DESCRIPTION OF THE TASK:
Precise copying is required. Return the data below in full.

Element data from apps and pages:
▶

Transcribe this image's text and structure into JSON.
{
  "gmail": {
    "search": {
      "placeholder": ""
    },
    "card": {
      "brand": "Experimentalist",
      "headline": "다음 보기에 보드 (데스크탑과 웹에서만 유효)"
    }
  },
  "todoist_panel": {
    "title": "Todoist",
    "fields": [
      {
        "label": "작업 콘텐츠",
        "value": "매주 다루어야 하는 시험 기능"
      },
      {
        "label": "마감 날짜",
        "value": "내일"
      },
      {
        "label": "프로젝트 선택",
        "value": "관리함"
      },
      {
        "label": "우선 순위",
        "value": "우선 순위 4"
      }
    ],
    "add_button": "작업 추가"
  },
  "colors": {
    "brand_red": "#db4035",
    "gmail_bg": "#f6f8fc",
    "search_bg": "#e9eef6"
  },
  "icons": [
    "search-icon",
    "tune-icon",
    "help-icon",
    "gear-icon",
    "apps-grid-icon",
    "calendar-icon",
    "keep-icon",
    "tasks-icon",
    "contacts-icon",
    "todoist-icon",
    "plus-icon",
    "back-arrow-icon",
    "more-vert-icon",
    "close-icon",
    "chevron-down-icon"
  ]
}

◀

TASK SOLUTION:
Transcribe this image's text and structure into JSON.
{
  "gmail": {
    "search": {
      "placeholder": ""
    },
    "card": {
      "brand": "Experimentalist",
      "headline": "다음 보기에 보드 (데스크탑과 웹에서만 유효)"
    }
  },
  "todoist_panel": {
    "title": "Todoist",
    "fields": [
      {
        "label": "작업 콘텐츠",
        "value": "매주 다루어야 하는 시험 기능"
      },
      {
        "label": "마감 날짜",
        "value": "내일"
      },
      {
        "label": "프로젝트 선택",
        "value": "관리함"
      },
      {
        "label": "우선 순위",
        "value": "우선 순위 4"
      }
    ],
    "add_button": "작업 추가"
  },
  "colors": {
    "brand_red": "#db4035",
    "gmail_bg": "#f6f8fc",
    "search_bg": "#e9eef6"
  },
  "icons": [
    "search-icon",
    "tune-icon",
    "help-icon",
    "gear-icon",
    "apps-grid-icon",
    "calendar-icon",
    "keep-icon",
    "tasks-icon",
    "contacts-icon",
    "todoist-icon",
    "plus-icon",
    "back-arrow-icon",
    "more-vert-icon",
    "close-icon",
    "chevron-down-icon"
  ]
}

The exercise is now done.